_Work task_.
Each entry below is to be duplicated verbatim.

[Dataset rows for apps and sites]
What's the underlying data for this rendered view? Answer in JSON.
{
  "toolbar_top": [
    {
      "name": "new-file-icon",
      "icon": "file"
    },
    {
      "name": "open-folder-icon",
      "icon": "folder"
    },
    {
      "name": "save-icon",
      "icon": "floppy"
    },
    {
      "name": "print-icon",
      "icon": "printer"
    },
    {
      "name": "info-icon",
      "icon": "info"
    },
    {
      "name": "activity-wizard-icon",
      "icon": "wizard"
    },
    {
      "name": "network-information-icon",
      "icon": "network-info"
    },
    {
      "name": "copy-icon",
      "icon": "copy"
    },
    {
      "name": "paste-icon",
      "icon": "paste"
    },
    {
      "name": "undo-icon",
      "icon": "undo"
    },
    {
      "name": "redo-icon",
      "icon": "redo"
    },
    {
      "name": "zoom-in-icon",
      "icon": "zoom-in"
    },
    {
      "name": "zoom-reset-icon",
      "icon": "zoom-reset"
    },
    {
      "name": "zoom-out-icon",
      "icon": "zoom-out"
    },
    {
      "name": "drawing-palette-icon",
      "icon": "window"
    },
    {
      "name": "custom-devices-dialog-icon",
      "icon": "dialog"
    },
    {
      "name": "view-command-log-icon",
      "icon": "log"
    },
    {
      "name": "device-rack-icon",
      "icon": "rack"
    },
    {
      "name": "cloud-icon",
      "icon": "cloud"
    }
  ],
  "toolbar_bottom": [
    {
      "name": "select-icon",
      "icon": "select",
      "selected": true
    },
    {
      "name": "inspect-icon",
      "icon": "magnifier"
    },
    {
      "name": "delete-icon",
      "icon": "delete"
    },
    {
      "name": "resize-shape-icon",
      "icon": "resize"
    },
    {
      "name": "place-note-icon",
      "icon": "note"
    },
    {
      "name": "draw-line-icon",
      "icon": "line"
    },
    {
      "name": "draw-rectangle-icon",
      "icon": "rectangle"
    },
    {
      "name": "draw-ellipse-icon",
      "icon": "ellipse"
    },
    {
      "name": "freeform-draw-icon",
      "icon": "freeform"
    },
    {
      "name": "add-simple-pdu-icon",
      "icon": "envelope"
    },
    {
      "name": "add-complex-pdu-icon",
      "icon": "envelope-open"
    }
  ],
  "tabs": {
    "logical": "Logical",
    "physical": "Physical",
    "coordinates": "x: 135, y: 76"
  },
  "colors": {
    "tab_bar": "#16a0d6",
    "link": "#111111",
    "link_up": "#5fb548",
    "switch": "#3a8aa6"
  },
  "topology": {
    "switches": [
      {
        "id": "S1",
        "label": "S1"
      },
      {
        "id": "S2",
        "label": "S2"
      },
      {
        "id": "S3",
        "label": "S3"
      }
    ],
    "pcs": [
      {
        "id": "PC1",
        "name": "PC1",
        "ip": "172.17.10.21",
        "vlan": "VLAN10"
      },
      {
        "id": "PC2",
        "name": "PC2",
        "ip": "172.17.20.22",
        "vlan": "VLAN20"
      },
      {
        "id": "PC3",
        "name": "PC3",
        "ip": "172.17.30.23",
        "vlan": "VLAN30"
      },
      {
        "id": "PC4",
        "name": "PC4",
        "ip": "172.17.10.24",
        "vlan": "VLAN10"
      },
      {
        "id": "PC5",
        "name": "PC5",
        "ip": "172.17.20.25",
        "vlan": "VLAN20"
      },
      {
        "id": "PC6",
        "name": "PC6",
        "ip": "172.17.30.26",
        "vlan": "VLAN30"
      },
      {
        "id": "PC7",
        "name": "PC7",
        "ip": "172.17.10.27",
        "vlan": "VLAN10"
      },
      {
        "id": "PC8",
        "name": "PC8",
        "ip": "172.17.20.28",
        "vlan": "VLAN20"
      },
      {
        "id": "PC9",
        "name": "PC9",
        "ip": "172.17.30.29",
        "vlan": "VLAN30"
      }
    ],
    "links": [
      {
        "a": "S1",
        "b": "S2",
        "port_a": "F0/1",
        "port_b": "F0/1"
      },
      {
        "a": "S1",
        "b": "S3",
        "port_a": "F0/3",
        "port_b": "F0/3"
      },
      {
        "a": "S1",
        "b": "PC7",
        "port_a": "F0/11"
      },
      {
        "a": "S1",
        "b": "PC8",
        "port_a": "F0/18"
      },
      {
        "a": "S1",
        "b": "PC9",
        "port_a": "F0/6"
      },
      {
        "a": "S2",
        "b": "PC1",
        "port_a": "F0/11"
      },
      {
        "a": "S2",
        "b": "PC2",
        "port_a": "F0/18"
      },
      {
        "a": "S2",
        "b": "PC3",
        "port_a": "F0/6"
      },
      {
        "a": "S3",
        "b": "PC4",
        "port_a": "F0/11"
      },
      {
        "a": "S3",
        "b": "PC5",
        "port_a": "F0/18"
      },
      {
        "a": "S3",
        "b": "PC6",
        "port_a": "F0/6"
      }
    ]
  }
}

_Task response_.
What's the underlying data for this rendered view? Answer in JSON.
{
  "toolbar_top": [
    {
      "name": "new-file-icon",
      "icon": "file"
    },
    {
      "name": "open-folder-icon",
      "icon": "folder"
    },
    {
      "name": "save-icon",
      "icon": "floppy"
    },
    {
      "name": "print-icon",
      "icon": "printer"
    },
    {
      "name": "info-icon",
      "icon": "info"
    },
    {
      "name": "activity-wizard-icon",
      "icon": "wizard"
    },
    {
      "name": "network-information-icon",
      "icon": "network-info"
    },
    {
      "name": "copy-icon",
      "icon": "copy"
    },
    {
      "name": "paste-icon",
      "icon": "paste"
    },
    {
      "name": "undo-icon",
      "icon": "undo"
    },
    {
      "name": "redo-icon",
      "icon": "redo"
    },
    {
      "name": "zoom-in-icon",
      "icon": "zoom-in"
    },
    {
      "name": "zoom-reset-icon",
      "icon": "zoom-reset"
    },
    {
      "name": "zoom-out-icon",
      "icon": "zoom-out"
    },
    {
      "name": "drawing-palette-icon",
      "icon": "window"
    },
    {
      "name": "custom-devices-dialog-icon",
      "icon": "dialog"
    },
    {
      "name": "view-command-log-icon",
      "icon": "log"
    },
    {
      "name": "device-rack-icon",
      "icon": "rack"
    },
    {
      "name": "cloud-icon",
      "icon": "cloud"
    }
  ],
  "toolbar_bottom": [
    {
      "name": "select-icon",
      "icon": "select",
      "selected": true
    },
    {
      "name": "inspect-icon",
      "icon": "magnifier"
    },
    {
      "name": "delete-icon",
      "icon": "delete"
    },
    {
      "name": "resize-shape-icon",
      "icon": "resize"
    },
    {
      "name": "place-note-icon",
      "icon": "note"
    },
    {
      "name": "draw-line-icon",
      "icon": "line"
    },
    {
      "name": "draw-rectangle-icon",
      "icon": "rectangle"
    },
    {
      "name": "draw-ellipse-icon",
      "icon": "ellipse"
    },
    {
      "name": "freeform-draw-icon",
      "icon": "freeform"
    },
    {
      "name": "add-simple-pdu-icon",
      "icon": "envelope"
    },
    {
      "name": "add-complex-pdu-icon",
      "icon": "envelope-open"
    }
  ],
  "tabs": {
    "logical": "Logical",
    "physical": "Physical",
    "coordinates": "x: 135, y: 76"
  },
  "colors": {
    "tab_bar": "#16a0d6",
    "link": "#111111",
    "link_up": "#5fb548",
    "switch": "#3a8aa6"
  },
  "topology": {
    "switches": [
      {
        "id": "S1",
        "label": "S1"
      },
      {
        "id": "S2",
        "label": "S2"
      },
      {
        "id": "S3",
        "label": "S3"
      }
    ],
    "pcs": [
      {
        "id": "PC1",
        "name": "PC1",
        "ip": "172.17.10.21",
        "vlan": "VLAN10"
      },
      {
        "id": "PC2",
        "name": "PC2",
        "ip": "172.17.20.22",
        "vlan": "VLAN20"
      },
      {
        "id": "PC3",
        "name": "PC3",
        "ip": "172.17.30.23",
        "vlan": "VLAN30"
      },
      {
        "id": "PC4",
        "name": "PC4",
        "ip": "172.17.10.24",
        "vlan": "VLAN10"
      },
      {
        "id": "PC5",
        "name": "PC5",
        "ip": "172.17.20.25",
        "vlan": "VLAN20"
      },
      {
        "id": "PC6",
        "name": "PC6",
        "ip": "172.17.30.26",
        "vlan": "VLAN30"
      },
      {
        "id": "PC7",
        "name": "PC7",
        "ip": "172.17.10.27",
        "vlan": "VLAN10"
      },
      {
        "id": "PC8",
        "name": "PC8",
        "ip": "172.17.20.28",
        "vlan": "VLAN20"
      },
      {
        "id": "PC9",
        "name": "PC9",
        "ip": "172.17.30.29",
        "vlan": "VLAN30"
      }
    ],
    "links": [
      {
        "a": "S1",
        "b": "S2",
        "port_a": "F0/1",
        "port_b": "F0/1"
      },
      {
        "a": "S1",
        "b": "S3",
        "port_a": "F0/3",
        "port_b": "F0/3"
      },
      {
        "a": "S1",
        "b": "PC7",
        "port_a": "F0/11"
      },
      {
        "a": "S1",
        "b": "PC8",
        "port_a": "F0/18"
      },
      {
        "a": "S1",
        "b": "PC9",
        "port_a": "F0/6"
      },
      {
        "a": "S2",
        "b": "PC1",
        "port_a": "F0/11"
      },
      {
        "a": "S2",
        "b": "PC2",
        "port_a": "F0/18"
      },
      {
        "a": "S2",
        "b": "PC3",
        "port_a": "F0/6"
      },
      {
        "a": "S3",
        "b": "PC4",
        "port_a": "F0/11"
      },
      {
        "a": "S3",
        "b": "PC5",
        "port_a": "F0/18"
      },
      {
        "a": "S3",
        "b": "PC6",
        "port_a": "F0/6"
      }
    ]
  }
}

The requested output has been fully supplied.